What this task involves:
Please give every record below again exactly, and keep the pictures out.

Source material:
• • • •

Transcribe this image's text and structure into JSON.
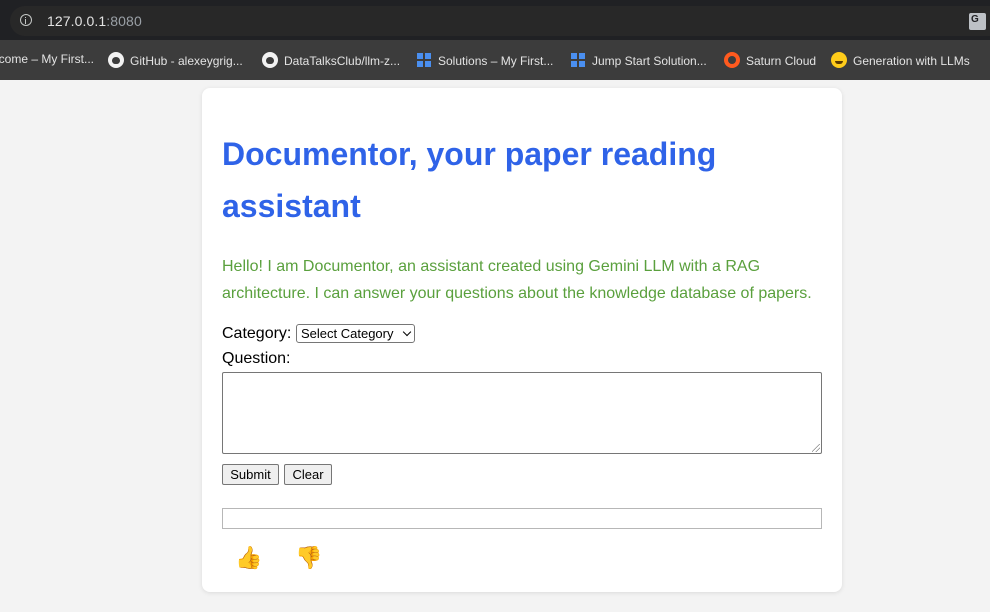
{
  "browser": {
    "url_host": "127.0.0.1",
    "url_port": ":8080",
    "bookmarks": [
      {
        "label": "lcome – My First...",
        "icon": "grid-icon"
      },
      {
        "label": "GitHub - alexeygrig...",
        "icon": "github-icon"
      },
      {
        "label": "DataTalksClub/llm-z...",
        "icon": "github-icon"
      },
      {
        "label": "Solutions – My First...",
        "icon": "grid-icon"
      },
      {
        "label": "Jump Start Solution...",
        "icon": "grid-icon"
      },
      {
        "label": "Saturn Cloud",
        "icon": "saturn-icon"
      },
      {
        "label": "Generation with LLMs",
        "icon": "huggingface-icon"
      }
    ]
  },
  "page": {
    "title": "Documentor, your paper reading assistant",
    "intro": "Hello! I am Documentor, an assistant created using Gemini LLM with a RAG architecture. I can answer your questions about the knowledge database of papers.",
    "category_label": "Category:",
    "category_selected": "Select Category",
    "question_label": "Question:",
    "question_value": "",
    "submit_label": "Submit",
    "clear_label": "Clear",
    "answer_value": "",
    "thumbs_up": "👍",
    "thumbs_down": "👎"
  },
  "colors": {
    "title": "#2f63e8",
    "intro": "#5aa03d"
  }
}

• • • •

Answer area:
Transcribe this image's text and structure into JSON.
{
  "browser": {
    "url_host": "127.0.0.1",
    "url_port": ":8080",
    "bookmarks": [
      {
        "label": "lcome – My First...",
        "icon": "grid-icon"
      },
      {
        "label": "GitHub - alexeygrig...",
        "icon": "github-icon"
      },
      {
        "label": "DataTalksClub/llm-z...",
        "icon": "github-icon"
      },
      {
        "label": "Solutions – My First...",
        "icon": "grid-icon"
      },
      {
        "label": "Jump Start Solution...",
        "icon": "grid-icon"
      },
      {
        "label": "Saturn Cloud",
        "icon": "saturn-icon"
      },
      {
        "label": "Generation with LLMs",
        "icon": "huggingface-icon"
      }
    ]
  },
  "page": {
    "title": "Documentor, your paper reading assistant",
    "intro": "Hello! I am Documentor, an assistant created using Gemini LLM with a RAG architecture. I can answer your questions about the knowledge database of papers.",
    "category_label": "Category:",
    "category_selected": "Select Category",
    "question_label": "Question:",
    "question_value": "",
    "submit_label": "Submit",
    "clear_label": "Clear",
    "answer_value": "",
    "thumbs_up": "👍",
    "thumbs_down": "👎"
  },
  "colors": {
    "title": "#2f63e8",
    "intro": "#5aa03d"
  }
}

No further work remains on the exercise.